Action item.
Pick out the lines below with "chevron" and list them.
(Information begins)
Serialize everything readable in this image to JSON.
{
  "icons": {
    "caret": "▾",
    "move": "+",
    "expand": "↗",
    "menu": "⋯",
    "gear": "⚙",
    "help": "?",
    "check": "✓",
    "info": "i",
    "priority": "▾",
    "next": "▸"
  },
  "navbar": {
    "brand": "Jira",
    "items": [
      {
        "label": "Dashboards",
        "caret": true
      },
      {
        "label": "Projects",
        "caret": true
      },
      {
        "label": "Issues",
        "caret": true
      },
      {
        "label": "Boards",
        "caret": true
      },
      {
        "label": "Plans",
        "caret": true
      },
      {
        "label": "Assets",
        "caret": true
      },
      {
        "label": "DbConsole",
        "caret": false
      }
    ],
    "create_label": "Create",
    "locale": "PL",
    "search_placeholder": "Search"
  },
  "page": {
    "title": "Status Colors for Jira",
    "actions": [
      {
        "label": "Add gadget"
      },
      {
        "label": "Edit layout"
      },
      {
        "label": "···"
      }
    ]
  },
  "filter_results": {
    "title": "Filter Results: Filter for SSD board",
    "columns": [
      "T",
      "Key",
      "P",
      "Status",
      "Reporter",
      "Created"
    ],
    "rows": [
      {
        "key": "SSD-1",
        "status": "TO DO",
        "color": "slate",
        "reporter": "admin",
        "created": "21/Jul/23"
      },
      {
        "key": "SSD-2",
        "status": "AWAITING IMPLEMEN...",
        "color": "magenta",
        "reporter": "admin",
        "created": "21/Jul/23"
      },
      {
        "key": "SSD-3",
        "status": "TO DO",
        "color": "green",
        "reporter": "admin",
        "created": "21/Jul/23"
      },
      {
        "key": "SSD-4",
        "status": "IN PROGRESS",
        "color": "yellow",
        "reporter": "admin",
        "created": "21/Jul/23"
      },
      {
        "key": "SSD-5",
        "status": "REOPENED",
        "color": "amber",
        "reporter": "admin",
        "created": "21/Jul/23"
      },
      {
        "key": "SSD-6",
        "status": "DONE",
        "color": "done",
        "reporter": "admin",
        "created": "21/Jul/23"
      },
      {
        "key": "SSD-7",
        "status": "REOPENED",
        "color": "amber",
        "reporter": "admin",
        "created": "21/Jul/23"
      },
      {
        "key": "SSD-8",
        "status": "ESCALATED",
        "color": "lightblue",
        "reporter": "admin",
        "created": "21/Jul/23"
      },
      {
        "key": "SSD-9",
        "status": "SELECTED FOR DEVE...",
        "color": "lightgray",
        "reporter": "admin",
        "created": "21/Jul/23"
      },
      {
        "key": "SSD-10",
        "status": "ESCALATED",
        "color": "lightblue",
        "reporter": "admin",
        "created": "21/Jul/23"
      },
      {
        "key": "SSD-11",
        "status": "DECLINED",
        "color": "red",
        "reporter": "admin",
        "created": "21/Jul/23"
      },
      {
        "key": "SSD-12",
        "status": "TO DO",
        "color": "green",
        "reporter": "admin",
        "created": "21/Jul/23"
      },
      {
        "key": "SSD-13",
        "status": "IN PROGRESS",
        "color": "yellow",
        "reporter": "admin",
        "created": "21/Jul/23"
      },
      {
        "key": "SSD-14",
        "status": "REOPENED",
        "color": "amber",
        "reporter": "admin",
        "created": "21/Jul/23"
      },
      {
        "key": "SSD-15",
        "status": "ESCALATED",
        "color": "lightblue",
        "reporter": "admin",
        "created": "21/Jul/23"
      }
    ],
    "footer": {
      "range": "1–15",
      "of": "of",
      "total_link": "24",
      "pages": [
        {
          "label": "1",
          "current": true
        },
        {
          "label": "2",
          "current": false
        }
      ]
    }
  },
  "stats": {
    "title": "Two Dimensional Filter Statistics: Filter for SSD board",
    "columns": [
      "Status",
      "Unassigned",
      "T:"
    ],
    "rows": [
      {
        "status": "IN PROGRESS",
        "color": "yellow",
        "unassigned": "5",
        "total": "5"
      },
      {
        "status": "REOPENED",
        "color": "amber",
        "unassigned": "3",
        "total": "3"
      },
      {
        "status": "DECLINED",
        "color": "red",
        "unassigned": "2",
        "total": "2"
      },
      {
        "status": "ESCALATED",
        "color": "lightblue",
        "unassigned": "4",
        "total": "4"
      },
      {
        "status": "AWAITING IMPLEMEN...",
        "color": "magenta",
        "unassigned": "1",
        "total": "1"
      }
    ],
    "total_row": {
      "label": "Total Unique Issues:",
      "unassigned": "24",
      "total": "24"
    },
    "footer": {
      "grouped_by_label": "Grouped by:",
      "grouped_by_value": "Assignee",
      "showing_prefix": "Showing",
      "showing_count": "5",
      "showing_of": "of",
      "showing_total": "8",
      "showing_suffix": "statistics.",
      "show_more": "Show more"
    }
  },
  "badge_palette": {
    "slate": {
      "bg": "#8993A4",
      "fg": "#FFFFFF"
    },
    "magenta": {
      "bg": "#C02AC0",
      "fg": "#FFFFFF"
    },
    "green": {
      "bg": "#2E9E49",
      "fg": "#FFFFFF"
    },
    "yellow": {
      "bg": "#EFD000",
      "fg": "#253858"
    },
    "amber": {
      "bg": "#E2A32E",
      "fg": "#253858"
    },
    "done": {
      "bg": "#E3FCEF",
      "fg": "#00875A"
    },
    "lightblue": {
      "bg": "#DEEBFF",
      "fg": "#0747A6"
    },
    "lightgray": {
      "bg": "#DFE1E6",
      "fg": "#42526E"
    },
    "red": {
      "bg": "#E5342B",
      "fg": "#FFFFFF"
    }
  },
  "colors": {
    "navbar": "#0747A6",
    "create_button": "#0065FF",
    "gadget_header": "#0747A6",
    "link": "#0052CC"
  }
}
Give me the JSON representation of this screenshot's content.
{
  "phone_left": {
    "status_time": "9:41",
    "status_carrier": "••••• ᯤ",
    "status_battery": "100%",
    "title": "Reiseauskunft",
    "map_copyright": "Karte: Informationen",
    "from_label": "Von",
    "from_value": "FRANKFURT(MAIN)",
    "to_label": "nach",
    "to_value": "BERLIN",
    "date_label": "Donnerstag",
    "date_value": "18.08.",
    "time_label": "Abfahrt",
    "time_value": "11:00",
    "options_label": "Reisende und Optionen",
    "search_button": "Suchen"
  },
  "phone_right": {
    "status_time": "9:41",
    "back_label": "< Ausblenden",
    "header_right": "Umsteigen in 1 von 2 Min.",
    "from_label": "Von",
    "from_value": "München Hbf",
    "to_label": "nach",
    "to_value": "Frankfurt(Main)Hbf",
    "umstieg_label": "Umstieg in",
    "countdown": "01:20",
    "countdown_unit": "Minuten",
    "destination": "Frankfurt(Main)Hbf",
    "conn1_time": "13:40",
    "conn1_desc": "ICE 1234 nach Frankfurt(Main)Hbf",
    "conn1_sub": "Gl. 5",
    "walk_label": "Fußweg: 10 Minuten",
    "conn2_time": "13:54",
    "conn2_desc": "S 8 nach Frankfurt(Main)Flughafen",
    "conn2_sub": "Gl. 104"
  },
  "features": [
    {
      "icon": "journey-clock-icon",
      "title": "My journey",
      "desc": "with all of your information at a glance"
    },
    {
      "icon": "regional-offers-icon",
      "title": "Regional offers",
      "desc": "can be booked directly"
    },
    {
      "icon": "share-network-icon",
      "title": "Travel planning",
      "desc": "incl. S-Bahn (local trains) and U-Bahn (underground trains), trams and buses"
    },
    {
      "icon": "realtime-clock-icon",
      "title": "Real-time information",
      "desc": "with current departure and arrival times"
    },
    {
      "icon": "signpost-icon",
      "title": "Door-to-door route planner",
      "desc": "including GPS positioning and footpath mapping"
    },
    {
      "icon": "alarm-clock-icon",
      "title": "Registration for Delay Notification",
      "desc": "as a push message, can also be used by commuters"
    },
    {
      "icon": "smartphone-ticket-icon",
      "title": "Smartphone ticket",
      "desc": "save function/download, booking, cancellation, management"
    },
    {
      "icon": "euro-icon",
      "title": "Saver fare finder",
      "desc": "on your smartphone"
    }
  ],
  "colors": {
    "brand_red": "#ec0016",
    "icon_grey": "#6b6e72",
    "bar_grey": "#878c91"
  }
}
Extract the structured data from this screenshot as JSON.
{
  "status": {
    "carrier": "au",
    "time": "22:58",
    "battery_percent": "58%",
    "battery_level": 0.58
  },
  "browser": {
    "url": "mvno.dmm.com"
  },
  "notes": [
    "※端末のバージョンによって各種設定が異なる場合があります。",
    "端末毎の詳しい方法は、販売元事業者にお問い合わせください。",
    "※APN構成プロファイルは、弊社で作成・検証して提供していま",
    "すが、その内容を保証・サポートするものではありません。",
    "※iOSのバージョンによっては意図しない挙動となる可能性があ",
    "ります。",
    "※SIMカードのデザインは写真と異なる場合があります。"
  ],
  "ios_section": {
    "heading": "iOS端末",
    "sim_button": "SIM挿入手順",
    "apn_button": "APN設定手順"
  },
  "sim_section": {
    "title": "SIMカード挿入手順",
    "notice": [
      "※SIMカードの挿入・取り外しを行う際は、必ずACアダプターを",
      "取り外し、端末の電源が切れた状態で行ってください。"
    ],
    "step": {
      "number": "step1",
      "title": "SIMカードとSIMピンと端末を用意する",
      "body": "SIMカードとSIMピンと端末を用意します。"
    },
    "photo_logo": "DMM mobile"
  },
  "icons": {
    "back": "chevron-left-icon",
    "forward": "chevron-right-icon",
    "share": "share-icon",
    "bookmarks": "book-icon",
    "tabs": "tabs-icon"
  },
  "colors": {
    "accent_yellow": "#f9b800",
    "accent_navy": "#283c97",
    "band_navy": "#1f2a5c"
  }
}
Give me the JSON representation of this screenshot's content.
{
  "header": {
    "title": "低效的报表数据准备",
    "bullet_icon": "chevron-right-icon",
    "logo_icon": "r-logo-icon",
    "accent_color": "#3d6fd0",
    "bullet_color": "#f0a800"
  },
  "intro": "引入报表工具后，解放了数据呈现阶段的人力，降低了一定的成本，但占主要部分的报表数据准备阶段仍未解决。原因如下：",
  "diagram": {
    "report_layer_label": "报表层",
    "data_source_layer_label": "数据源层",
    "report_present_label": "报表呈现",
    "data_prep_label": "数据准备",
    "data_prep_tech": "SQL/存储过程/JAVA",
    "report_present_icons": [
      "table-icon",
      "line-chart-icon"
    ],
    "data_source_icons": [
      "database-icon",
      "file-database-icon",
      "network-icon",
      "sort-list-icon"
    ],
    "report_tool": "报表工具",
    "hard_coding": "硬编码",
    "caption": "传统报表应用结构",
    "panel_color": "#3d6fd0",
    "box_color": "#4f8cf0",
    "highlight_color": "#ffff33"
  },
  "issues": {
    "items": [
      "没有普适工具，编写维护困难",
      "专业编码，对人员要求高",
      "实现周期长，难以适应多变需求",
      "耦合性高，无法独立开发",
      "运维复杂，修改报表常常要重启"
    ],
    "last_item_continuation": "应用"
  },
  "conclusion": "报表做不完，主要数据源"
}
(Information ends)
Solution.
    "back": "chevron-left-icon",
    "forward": "chevron-right-icon",
    "bullet_icon": "chevron-right-icon",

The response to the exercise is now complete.